[[ LISTED ENTRIES open ]]
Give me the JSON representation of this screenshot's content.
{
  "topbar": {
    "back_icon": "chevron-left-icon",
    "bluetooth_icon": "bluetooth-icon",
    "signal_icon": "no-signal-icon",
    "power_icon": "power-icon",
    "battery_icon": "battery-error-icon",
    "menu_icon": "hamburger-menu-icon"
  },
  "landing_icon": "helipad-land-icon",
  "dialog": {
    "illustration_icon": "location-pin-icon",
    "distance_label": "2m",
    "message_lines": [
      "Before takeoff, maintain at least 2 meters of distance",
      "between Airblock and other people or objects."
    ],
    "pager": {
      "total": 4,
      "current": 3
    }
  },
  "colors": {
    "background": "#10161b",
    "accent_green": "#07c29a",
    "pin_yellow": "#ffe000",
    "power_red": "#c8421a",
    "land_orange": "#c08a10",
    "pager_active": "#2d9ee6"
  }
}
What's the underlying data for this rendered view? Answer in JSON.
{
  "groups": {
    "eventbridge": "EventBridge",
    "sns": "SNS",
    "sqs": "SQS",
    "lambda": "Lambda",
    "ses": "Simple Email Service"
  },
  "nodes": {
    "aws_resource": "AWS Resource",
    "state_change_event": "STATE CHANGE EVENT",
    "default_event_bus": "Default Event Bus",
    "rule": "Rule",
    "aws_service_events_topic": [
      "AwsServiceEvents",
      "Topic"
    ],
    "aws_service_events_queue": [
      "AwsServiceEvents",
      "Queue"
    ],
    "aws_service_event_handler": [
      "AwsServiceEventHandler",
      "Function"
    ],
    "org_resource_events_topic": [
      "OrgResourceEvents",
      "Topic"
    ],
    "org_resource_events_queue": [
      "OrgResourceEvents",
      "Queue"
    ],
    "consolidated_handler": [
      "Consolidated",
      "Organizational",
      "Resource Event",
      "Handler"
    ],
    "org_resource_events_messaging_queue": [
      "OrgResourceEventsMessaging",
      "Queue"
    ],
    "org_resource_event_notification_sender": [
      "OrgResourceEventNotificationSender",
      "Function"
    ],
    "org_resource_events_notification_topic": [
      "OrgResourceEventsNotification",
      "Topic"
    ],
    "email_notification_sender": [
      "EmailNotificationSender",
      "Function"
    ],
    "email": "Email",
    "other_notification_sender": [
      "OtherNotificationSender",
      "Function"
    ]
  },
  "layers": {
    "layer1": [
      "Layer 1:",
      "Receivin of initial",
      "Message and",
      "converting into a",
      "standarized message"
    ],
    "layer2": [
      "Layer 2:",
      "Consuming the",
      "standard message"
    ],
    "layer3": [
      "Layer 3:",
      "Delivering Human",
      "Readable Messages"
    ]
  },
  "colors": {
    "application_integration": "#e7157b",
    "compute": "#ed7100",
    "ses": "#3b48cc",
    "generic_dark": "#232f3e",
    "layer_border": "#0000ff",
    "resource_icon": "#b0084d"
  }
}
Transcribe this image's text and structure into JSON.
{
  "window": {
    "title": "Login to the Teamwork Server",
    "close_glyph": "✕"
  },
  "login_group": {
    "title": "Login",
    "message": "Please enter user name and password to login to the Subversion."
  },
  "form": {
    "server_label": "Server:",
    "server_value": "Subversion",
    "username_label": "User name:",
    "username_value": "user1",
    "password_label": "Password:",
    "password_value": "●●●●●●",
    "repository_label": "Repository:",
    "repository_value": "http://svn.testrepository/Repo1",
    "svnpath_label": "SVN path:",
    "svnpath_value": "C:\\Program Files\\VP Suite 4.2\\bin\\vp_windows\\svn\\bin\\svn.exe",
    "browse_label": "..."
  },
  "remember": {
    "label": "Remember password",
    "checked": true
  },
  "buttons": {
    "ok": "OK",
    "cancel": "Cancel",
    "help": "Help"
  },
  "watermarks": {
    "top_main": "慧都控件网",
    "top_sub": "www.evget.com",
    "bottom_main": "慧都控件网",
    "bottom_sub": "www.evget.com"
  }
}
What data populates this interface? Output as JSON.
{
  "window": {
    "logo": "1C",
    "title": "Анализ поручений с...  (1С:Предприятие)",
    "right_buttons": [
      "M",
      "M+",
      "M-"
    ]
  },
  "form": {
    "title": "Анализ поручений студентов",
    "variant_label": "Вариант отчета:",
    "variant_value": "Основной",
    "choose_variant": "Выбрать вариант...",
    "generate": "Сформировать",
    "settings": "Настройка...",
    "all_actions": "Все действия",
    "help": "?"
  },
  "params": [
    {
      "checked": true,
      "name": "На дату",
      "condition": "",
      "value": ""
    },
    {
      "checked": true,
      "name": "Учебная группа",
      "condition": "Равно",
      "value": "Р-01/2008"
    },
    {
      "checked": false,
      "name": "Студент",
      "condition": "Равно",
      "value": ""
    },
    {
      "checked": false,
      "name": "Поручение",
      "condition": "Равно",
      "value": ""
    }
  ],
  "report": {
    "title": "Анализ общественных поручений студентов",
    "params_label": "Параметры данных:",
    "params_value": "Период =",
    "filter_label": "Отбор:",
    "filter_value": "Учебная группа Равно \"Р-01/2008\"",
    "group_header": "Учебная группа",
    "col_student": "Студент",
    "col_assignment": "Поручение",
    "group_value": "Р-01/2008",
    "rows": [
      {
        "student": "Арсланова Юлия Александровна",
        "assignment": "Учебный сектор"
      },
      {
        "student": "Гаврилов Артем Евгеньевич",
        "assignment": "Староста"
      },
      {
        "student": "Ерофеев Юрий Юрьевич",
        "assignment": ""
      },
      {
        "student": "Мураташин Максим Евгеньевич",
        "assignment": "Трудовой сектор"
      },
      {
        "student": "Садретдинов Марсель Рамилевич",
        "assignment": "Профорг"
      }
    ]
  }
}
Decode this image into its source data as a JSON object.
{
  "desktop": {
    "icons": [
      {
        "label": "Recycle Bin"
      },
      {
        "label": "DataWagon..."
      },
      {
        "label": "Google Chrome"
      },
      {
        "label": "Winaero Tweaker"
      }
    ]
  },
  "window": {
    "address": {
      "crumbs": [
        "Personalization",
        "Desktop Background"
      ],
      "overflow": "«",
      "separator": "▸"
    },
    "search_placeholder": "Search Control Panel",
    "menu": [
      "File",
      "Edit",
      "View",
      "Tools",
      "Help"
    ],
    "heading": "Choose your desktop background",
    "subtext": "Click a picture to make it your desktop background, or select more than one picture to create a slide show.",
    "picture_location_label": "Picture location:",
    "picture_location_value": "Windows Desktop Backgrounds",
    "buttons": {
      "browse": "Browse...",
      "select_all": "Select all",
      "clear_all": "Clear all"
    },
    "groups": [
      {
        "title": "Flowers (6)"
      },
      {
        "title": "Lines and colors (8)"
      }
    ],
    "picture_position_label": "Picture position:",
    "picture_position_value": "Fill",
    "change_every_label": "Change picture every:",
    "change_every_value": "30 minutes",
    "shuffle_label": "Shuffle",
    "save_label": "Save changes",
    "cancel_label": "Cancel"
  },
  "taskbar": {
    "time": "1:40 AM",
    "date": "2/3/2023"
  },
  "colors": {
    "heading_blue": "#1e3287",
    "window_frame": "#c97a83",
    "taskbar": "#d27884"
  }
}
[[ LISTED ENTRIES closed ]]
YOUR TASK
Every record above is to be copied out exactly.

FINISHED EXERCISE
Give me the JSON representation of this screenshot's content.
{
  "topbar": {
    "back_icon": "chevron-left-icon",
    "bluetooth_icon": "bluetooth-icon",
    "signal_icon": "no-signal-icon",
    "power_icon": "power-icon",
    "battery_icon": "battery-error-icon",
    "menu_icon": "hamburger-menu-icon"
  },
  "landing_icon": "helipad-land-icon",
  "dialog": {
    "illustration_icon": "location-pin-icon",
    "distance_label": "2m",
    "message_lines": [
      "Before takeoff, maintain at least 2 meters of distance",
      "between Airblock and other people or objects."
    ],
    "pager": {
      "total": 4,
      "current": 3
    }
  },
  "colors": {
    "background": "#10161b",
    "accent_green": "#07c29a",
    "pin_yellow": "#ffe000",
    "power_red": "#c8421a",
    "land_orange": "#c08a10",
    "pager_active": "#2d9ee6"
  }
}
What's the underlying data for this rendered view? Answer in JSON.
{
  "groups": {
    "eventbridge": "EventBridge",
    "sns": "SNS",
    "sqs": "SQS",
    "lambda": "Lambda",
    "ses": "Simple Email Service"
  },
  "nodes": {
    "aws_resource": "AWS Resource",
    "state_change_event": "STATE CHANGE EVENT",
    "default_event_bus": "Default Event Bus",
    "rule": "Rule",
    "aws_service_events_topic": [
      "AwsServiceEvents",
      "Topic"
    ],
    "aws_service_events_queue": [
      "AwsServiceEvents",
      "Queue"
    ],
    "aws_service_event_handler": [
      "AwsServiceEventHandler",
      "Function"
    ],
    "org_resource_events_topic": [
      "OrgResourceEvents",
      "Topic"
    ],
    "org_resource_events_queue": [
      "OrgResourceEvents",
      "Queue"
    ],
    "consolidated_handler": [
      "Consolidated",
      "Organizational",
      "Resource Event",
      "Handler"
    ],
    "org_resource_events_messaging_queue": [
      "OrgResourceEventsMessaging",
      "Queue"
    ],
    "org_resource_event_notification_sender": [
      "OrgResourceEventNotificationSender",
      "Function"
    ],
    "org_resource_events_notification_topic": [
      "OrgResourceEventsNotification",
      "Topic"
    ],
    "email_notification_sender": [
      "EmailNotificationSender",
      "Function"
    ],
    "email": "Email",
    "other_notification_sender": [
      "OtherNotificationSender",
      "Function"
    ]
  },
  "layers": {
    "layer1": [
      "Layer 1:",
      "Receivin of initial",
      "Message and",
      "converting into a",
      "standarized message"
    ],
    "layer2": [
      "Layer 2:",
      "Consuming the",
      "standard message"
    ],
    "layer3": [
      "Layer 3:",
      "Delivering Human",
      "Readable Messages"
    ]
  },
  "colors": {
    "application_integration": "#e7157b",
    "compute": "#ed7100",
    "ses": "#3b48cc",
    "generic_dark": "#232f3e",
    "layer_border": "#0000ff",
    "resource_icon": "#b0084d"
  }
}
Transcribe this image's text and structure into JSON.
{
  "window": {
    "title": "Login to the Teamwork Server",
    "close_glyph": "✕"
  },
  "login_group": {
    "title": "Login",
    "message": "Please enter user name and password to login to the Subversion."
  },
  "form": {
    "server_label": "Server:",
    "server_value": "Subversion",
    "username_label": "User name:",
    "username_value": "user1",
    "password_label": "Password:",
    "password_value": "●●●●●●",
    "repository_label": "Repository:",
    "repository_value": "http://svn.testrepository/Repo1",
    "svnpath_label": "SVN path:",
    "svnpath_value": "C:\\Program Files\\VP Suite 4.2\\bin\\vp_windows\\svn\\bin\\svn.exe",
    "browse_label": "..."
  },
  "remember": {
    "label": "Remember password",
    "checked": true
  },
  "buttons": {
    "ok": "OK",
    "cancel": "Cancel",
    "help": "Help"
  },
  "watermarks": {
    "top_main": "慧都控件网",
    "top_sub": "www.evget.com",
    "bottom_main": "慧都控件网",
    "bottom_sub": "www.evget.com"
  }
}
What data populates this interface? Output as JSON.
{
  "window": {
    "logo": "1C",
    "title": "Анализ поручений с...  (1С:Предприятие)",
    "right_buttons": [
      "M",
      "M+",
      "M-"
    ]
  },
  "form": {
    "title": "Анализ поручений студентов",
    "variant_label": "Вариант отчета:",
    "variant_value": "Основной",
    "choose_variant": "Выбрать вариант...",
    "generate": "Сформировать",
    "settings": "Настройка...",
    "all_actions": "Все действия",
    "help": "?"
  },
  "params": [
    {
      "checked": true,
      "name": "На дату",
      "condition": "",
      "value": ""
    },
    {
      "checked": true,
      "name": "Учебная группа",
      "condition": "Равно",
      "value": "Р-01/2008"
    },
    {
      "checked": false,
      "name": "Студент",
      "condition": "Равно",
      "value": ""
    },
    {
      "checked": false,
      "name": "Поручение",
      "condition": "Равно",
      "value": ""
    }
  ],
  "report": {
    "title": "Анализ общественных поручений студентов",
    "params_label": "Параметры данных:",
    "params_value": "Период =",
    "filter_label": "Отбор:",
    "filter_value": "Учебная группа Равно \"Р-01/2008\"",
    "group_header": "Учебная группа",
    "col_student": "Студент",
    "col_assignment": "Поручение",
    "group_value": "Р-01/2008",
    "rows": [
      {
        "student": "Арсланова Юлия Александровна",
        "assignment": "Учебный сектор"
      },
      {
        "student": "Гаврилов Артем Евгеньевич",
        "assignment": "Староста"
      },
      {
        "student": "Ерофеев Юрий Юрьевич",
        "assignment": ""
      },
      {
        "student": "Мураташин Максим Евгеньевич",
        "assignment": "Трудовой сектор"
      },
      {
        "student": "Садретдинов Марсель Рамилевич",
        "assignment": "Профорг"
      }
    ]
  }
}
Decode this image into its source data as a JSON object.
{
  "desktop": {
    "icons": [
      {
        "label": "Recycle Bin"
      },
      {
        "label": "DataWagon..."
      },
      {
        "label": "Google Chrome"
      },
      {
        "label": "Winaero Tweaker"
      }
    ]
  },
  "window": {
    "address": {
      "crumbs": [
        "Personalization",
        "Desktop Background"
      ],
      "overflow": "«",
      "separator": "▸"
    },
    "search_placeholder": "Search Control Panel",
    "menu": [
      "File",
      "Edit",
      "View",
      "Tools",
      "Help"
    ],
    "heading": "Choose your desktop background",
    "subtext": "Click a picture to make it your desktop background, or select more than one picture to create a slide show.",
    "picture_location_label": "Picture location:",
    "picture_location_value": "Windows Desktop Backgrounds",
    "buttons": {
      "browse": "Browse...",
      "select_all": "Select all",
      "clear_all": "Clear all"
    },
    "groups": [
      {
        "title": "Flowers (6)"
      },
      {
        "title": "Lines and colors (8)"
      }
    ],
    "picture_position_label": "Picture position:",
    "picture_position_value": "Fill",
    "change_every_label": "Change picture every:",
    "change_every_value": "30 minutes",
    "shuffle_label": "Shuffle",
    "save_label": "Save changes",
    "cancel_label": "Cancel"
  },
  "taskbar": {
    "time": "1:40 AM",
    "date": "2/3/2023"
  },
  "colors": {
    "heading_blue": "#1e3287",
    "window_frame": "#c97a83",
    "taskbar": "#d27884"
  }
}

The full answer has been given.